It’s fitting that Pete Carroll gets to take Seattle’s No. 1 scoring defense back to Bud Grant’s house next week.
As we all know by now, Grant was Carroll’s most significant mentor — the architect of the Purple People Eaters defense that was the league’s stingiest unit from 1969 to 1971.
Carroll’s crew just capped off a four-year run as the No. 1 scoring defense — a feat that had not been accomplished since the dominant 1950s Cleveland Browns, who did it five straight years in a 12-team league. Clearly, this is a much more significant accomplishment — coming in a 32-team league during an era in which the rules heavily favor offense.

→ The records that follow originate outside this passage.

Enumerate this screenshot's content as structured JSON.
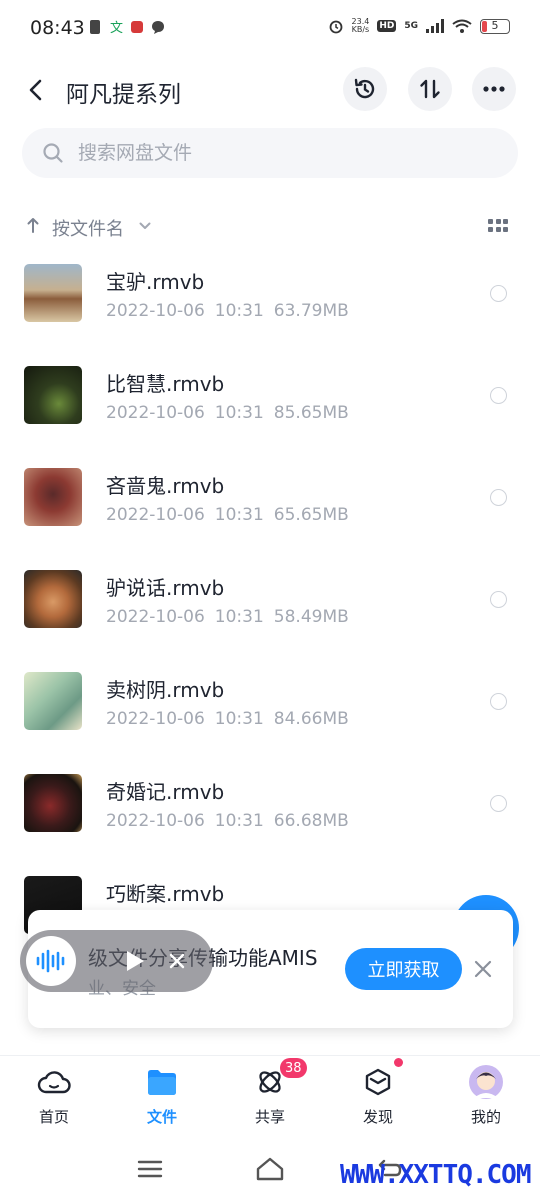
{
  "status_bar": {
    "time": "08:43",
    "net_speed_value": "23.4",
    "net_speed_unit": "KB/s",
    "hd": "HD",
    "network": "5G",
    "battery": "5"
  },
  "header": {
    "title": "阿凡提系列",
    "icons": [
      "back-arrow-icon",
      "history-icon",
      "sort-icon",
      "more-icon"
    ]
  },
  "search": {
    "placeholder": "搜索网盘文件"
  },
  "sort": {
    "label": "按文件名"
  },
  "files": [
    {
      "name": "宝驴.rmvb",
      "date": "2022-10-06",
      "time": "10:31",
      "size": "63.79MB"
    },
    {
      "name": "比智慧.rmvb",
      "date": "2022-10-06",
      "time": "10:31",
      "size": "85.65MB"
    },
    {
      "name": "吝啬鬼.rmvb",
      "date": "2022-10-06",
      "time": "10:31",
      "size": "65.65MB"
    },
    {
      "name": "驴说话.rmvb",
      "date": "2022-10-06",
      "time": "10:31",
      "size": "58.49MB"
    },
    {
      "name": "卖树阴.rmvb",
      "date": "2022-10-06",
      "time": "10:31",
      "size": "84.66MB"
    },
    {
      "name": "奇婚记.rmvb",
      "date": "2022-10-06",
      "time": "10:31",
      "size": "66.68MB"
    },
    {
      "name": "巧断案.rmvb",
      "date": "",
      "time": "",
      "size": ""
    }
  ],
  "banner": {
    "title": "级文件分享传输功能AMIS",
    "subtitle": "业、安全",
    "cta": "立即获取"
  },
  "bottom_nav": {
    "items": [
      {
        "label": "首页",
        "icon": "cloud-home-icon"
      },
      {
        "label": "文件",
        "icon": "folder-icon"
      },
      {
        "label": "共享",
        "icon": "share-atom-icon"
      },
      {
        "label": "发现",
        "icon": "cube-icon"
      },
      {
        "label": "我的",
        "icon": "avatar-icon"
      }
    ],
    "share_badge": "38",
    "active": "文件"
  },
  "watermark": "WWW.XXTTQ.COM",
  "colors": {
    "accent": "#1e90ff",
    "badge": "#f2386b",
    "text": "#1f2430",
    "muted": "#a3a8b2"
  }
}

Carroll was fired up about holding the league’s No. 1 offense to six points and finishing two points better than Cincinnati.
“I don’t know if there is a record that I could be more proud of than to see our guys go for four straight years and lead the league in scoring defense,” he said. “I think that is a remarkable accomplishment by a bunch of guys dedicated to the program and what we are doing. It’s hard to do things over a long period of time that well, and that is something about outlasting the opportunity and making sure that you get it done.
“Steven Terrell makes a knockdown at the goal line and to ice it (DeShawn) Shead makes an interception right there,” Carroll said, reliving Arizona’s last drive, which threatened to ruin the streak. “We knew what was going on on the sidelines. The guys were having a ball, trying to get it done, and the offense was trying to keep the football to let that happen. That’s a really cool accomplishment, so we take great pride in that one.”
Carroll got to see Grant, his 88-year-old mentor, when the Seahawks destroyed the Vikings 38-7 in Week 13. And now he will go back to Minnesota having done something Grant’s stellar Vikings defenses never did.
“Of all of the stats, that is the one that takes the most and demonstrates the most,” Carroll said. “We are really proud of that.”